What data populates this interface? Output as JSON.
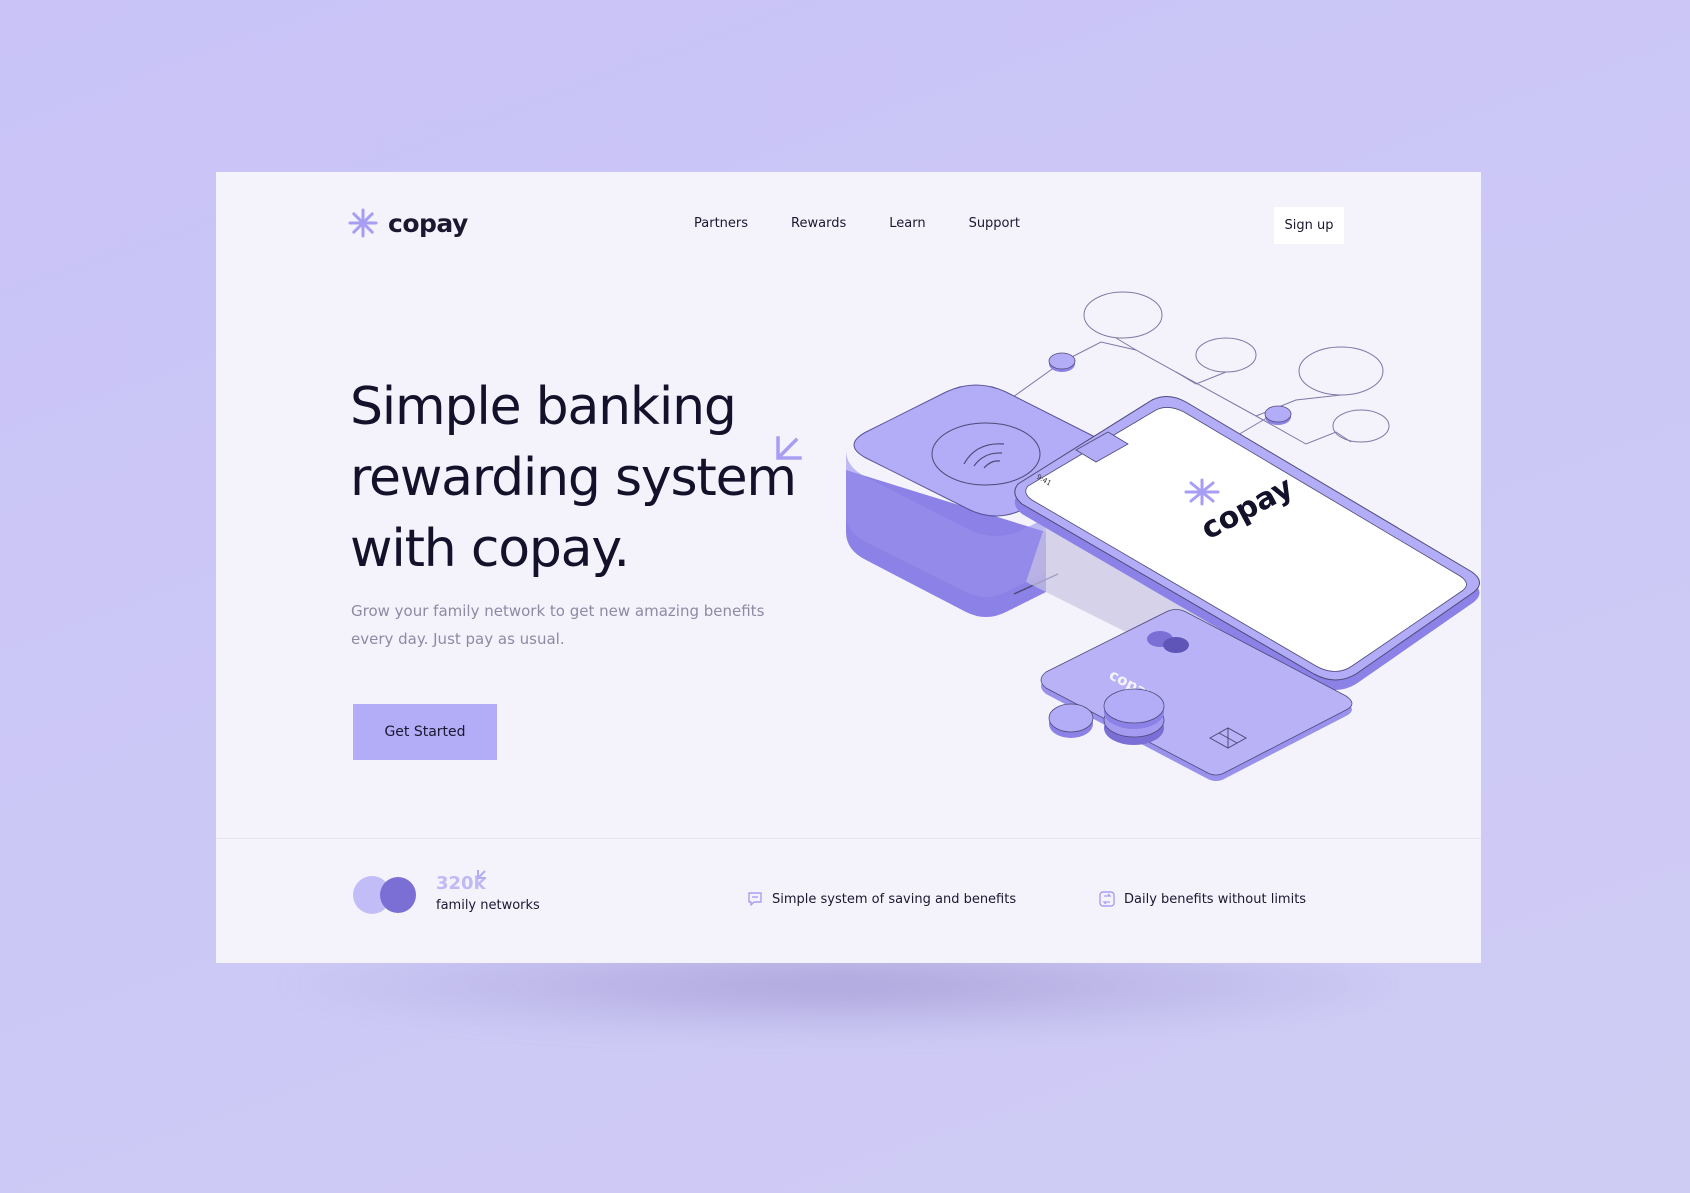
{
  "brand": {
    "name": "copay",
    "icon": "asterisk-icon",
    "accent": "#b3acf6",
    "dark_accent": "#7b6fd6"
  },
  "nav": {
    "items": [
      "Partners",
      "Rewards",
      "Learn",
      "Support"
    ]
  },
  "header": {
    "signup_label": "Sign up"
  },
  "hero": {
    "title_lines": [
      "Simple banking",
      "rewarding system",
      "with copay."
    ],
    "subtitle": "Grow your family network to get new amazing benefits every day. Just pay as usual.",
    "cta_label": "Get Started"
  },
  "illustration": {
    "phone_brand": "copay",
    "phone_time": "9:41",
    "card_brand": "copay"
  },
  "stats": {
    "value": "320k",
    "label": "family networks"
  },
  "features": [
    {
      "icon": "chat-bubble-icon",
      "label": "Simple system of saving and benefits"
    },
    {
      "icon": "transfer-icon",
      "label": "Daily benefits without limits"
    }
  ]
}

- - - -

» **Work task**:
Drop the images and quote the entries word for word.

» **Exercise result**:
What data populates this interface? Output as JSON.
{
  "brand": {
    "name": "copay",
    "icon": "asterisk-icon",
    "accent": "#b3acf6",
    "dark_accent": "#7b6fd6"
  },
  "nav": {
    "items": [
      "Partners",
      "Rewards",
      "Learn",
      "Support"
    ]
  },
  "header": {
    "signup_label": "Sign up"
  },
  "hero": {
    "title_lines": [
      "Simple banking",
      "rewarding system",
      "with copay."
    ],
    "subtitle": "Grow your family network to get new amazing benefits every day. Just pay as usual.",
    "cta_label": "Get Started"
  },
  "illustration": {
    "phone_brand": "copay",
    "phone_time": "9:41",
    "card_brand": "copay"
  },
  "stats": {
    "value": "320k",
    "label": "family networks"
  },
  "features": [
    {
      "icon": "chat-bubble-icon",
      "label": "Simple system of saving and benefits"
    },
    {
      "icon": "transfer-icon",
      "label": "Daily benefits without limits"
    }
  ]
}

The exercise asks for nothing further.